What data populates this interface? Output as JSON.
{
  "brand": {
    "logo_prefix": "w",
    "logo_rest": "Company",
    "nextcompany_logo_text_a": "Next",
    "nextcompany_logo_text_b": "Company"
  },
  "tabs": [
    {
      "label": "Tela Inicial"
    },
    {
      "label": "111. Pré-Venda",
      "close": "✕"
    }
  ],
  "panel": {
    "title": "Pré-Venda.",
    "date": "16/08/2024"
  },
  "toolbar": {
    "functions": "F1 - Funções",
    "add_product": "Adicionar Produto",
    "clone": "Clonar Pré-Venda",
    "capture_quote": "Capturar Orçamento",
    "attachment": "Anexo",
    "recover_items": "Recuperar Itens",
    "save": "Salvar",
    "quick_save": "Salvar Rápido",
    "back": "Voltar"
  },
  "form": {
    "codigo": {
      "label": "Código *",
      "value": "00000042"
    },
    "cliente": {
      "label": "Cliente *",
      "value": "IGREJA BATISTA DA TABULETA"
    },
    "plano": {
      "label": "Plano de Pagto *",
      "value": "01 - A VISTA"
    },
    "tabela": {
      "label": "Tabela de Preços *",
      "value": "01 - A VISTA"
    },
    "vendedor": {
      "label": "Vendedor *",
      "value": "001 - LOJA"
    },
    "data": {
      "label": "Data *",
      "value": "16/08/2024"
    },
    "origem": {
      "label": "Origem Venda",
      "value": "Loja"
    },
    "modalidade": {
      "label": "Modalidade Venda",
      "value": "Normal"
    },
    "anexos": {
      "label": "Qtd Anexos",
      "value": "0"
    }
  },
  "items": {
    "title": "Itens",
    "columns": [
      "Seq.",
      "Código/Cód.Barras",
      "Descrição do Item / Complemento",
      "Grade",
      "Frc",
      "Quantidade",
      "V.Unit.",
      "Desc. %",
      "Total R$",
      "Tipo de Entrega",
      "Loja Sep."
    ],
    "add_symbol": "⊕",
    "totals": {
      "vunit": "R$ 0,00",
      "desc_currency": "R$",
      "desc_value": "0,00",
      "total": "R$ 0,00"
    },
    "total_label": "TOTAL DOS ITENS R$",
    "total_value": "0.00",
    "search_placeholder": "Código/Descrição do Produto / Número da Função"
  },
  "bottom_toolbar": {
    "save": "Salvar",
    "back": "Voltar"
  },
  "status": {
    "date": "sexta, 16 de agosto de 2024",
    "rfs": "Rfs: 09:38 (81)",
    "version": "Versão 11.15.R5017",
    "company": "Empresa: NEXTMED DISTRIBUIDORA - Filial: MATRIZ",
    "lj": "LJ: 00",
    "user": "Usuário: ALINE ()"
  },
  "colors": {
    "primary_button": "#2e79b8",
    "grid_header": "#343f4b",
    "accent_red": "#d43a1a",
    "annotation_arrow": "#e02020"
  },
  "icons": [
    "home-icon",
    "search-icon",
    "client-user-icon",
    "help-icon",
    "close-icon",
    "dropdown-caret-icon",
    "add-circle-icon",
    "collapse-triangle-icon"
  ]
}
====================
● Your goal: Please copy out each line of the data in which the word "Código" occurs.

● Result for this exercise:
      "label": "Código *",
      "Código/Cód.Barras",
    "search_placeholder": "Código/Descrição do Produto / Número da Função"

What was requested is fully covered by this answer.